UMD responds to long-term budget balancing proposal

Leaders at the University of Minnesota-Duluth are planning to reduce its $4.3M deficit.

Annalise Gall

As it struggles with budget deficits, the University of Minnesota-Duluth is facing possible faculty lay-offs in the coming years.
Due to declining enrollment, Duluth has proposed measures to eliminate its budget deficit in coming years, including consolidating colleges within the school.
“Clearly, the campus needs to address the ongoing budget deficit. It is not sustainable for us to continue operating in a deficit model,” said Lynne Williams, director of UMD’s marketing and public relations.
Duluth Chancellor Lendley Black unveiled a proposal last month to reduce the school’s $4.3 million deficit with minimal impact on students and faculty. 
The six-part plan includes restructuring academic programs and administration, which will bring cuts to faculty and staff positions. 
Joel Youngblom, chair of staff council, said this proposal is the last piece of a long plan whose first changes were “relatively easy” to make.

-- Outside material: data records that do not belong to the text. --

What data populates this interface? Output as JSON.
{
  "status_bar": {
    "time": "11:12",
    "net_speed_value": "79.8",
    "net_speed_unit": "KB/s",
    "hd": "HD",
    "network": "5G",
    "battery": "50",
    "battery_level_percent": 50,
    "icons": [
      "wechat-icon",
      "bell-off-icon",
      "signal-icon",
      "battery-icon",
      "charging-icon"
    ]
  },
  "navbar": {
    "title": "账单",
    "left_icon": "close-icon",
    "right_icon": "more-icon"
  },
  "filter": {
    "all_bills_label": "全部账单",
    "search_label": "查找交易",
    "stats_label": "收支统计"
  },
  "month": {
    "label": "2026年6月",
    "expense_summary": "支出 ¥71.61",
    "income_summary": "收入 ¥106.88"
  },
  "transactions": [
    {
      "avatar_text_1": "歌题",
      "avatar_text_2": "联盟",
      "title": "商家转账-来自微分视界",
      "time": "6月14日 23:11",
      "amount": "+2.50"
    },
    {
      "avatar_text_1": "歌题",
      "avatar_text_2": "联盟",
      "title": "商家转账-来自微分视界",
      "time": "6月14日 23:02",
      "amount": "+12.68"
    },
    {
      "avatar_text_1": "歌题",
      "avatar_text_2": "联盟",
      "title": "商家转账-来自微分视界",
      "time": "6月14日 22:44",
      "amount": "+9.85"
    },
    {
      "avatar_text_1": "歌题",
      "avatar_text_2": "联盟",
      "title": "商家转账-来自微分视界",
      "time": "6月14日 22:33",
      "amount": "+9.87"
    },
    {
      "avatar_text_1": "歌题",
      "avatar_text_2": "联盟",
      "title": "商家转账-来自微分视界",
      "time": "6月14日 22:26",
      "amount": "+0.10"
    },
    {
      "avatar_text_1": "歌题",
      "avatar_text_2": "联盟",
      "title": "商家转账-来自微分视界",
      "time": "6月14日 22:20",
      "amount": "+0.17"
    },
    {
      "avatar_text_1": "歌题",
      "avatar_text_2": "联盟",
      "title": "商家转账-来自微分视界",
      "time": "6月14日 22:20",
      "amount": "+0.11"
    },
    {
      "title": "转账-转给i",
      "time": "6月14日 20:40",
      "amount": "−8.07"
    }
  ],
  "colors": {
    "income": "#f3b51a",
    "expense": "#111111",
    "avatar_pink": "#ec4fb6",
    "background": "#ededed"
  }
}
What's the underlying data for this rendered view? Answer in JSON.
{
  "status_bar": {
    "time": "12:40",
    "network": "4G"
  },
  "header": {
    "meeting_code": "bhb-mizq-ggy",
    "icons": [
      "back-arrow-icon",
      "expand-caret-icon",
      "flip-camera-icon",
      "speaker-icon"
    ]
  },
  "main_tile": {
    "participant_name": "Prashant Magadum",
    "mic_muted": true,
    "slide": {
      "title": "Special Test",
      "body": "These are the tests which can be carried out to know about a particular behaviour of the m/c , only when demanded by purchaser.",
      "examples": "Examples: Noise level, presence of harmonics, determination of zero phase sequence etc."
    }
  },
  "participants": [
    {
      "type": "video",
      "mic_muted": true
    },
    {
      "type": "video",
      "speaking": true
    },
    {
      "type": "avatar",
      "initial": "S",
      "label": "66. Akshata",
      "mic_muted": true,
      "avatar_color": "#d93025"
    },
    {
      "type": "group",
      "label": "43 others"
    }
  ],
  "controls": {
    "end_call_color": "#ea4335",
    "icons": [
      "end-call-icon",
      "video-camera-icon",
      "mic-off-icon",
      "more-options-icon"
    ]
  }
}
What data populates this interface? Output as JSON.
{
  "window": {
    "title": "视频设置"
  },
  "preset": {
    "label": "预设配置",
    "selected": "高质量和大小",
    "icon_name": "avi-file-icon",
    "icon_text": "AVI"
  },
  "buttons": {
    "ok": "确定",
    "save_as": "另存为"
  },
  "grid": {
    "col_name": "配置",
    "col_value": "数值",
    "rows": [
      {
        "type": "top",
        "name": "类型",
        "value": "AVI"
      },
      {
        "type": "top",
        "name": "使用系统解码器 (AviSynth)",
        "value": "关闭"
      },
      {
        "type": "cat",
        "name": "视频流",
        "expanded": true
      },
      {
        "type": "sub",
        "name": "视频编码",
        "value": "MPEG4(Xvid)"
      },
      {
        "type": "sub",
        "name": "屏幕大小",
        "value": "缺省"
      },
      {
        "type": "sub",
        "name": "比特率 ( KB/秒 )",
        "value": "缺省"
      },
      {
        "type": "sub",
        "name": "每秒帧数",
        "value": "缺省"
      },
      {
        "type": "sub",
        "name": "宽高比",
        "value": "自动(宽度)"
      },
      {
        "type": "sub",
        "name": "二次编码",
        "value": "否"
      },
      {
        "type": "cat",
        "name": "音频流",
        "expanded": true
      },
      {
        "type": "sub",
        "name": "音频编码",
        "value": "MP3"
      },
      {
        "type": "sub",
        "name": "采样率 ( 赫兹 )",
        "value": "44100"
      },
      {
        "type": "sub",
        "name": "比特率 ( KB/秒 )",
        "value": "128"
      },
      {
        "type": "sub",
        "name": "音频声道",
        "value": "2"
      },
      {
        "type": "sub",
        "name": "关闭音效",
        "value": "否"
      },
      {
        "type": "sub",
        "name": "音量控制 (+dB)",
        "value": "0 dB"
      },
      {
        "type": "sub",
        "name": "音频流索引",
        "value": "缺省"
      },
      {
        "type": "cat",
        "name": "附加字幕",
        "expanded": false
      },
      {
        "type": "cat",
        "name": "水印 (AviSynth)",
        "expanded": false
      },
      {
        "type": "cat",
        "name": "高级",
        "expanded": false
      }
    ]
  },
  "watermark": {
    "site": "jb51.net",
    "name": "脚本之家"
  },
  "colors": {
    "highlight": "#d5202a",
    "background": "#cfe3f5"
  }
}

However, he said, deciding what to cut next has become progressively challenging.
“Many of the administrative units have already taken massive cuts, and now it is getting down to the really difficult decisions,” he said. 
The biggest source of proposed cuts would pare the current five college model down to three. The school will prioritize programs based on enrollment and interdisciplinary support, among others. 
While Youngblom couldn’t say which colleges would be consolidated, he voiced concerns about the impact of these cuts beyond academic life.
“That will also be apparent in staff positions in many of the other functional areas such as human resources, finance, advising and information technology,” Youngblom said. 
Beyond the proposed cuts, there is also fear that faculty will choose to leave due to uncertainty over their position, said President of Faculty Council and Physics Professor Marc Seigar. 
“Usually when we lose faculty it is the best faculty,” he said, “because they are the ones that find it easiest to get a job elsewhere.”
Seigar said the University has an obligation to place faculty in a new department if their program is cut, but their new position could be located within any one of the five University of Minnesota campuses.
Additionally, there is a chance that professors with semester contracts won’t be able to renew agreements if their department is eliminated, Seigar said.
Despite concerns, Williams said she remains positive about the school’s future.
“This is a painful process. Change is always difficult, but I also think that by including the campus community in this solution, they are part of this … I take that as a sign that we’ve got people who really are committed to UMD and to our students,” she said.
Ben Farniok contributed to this report.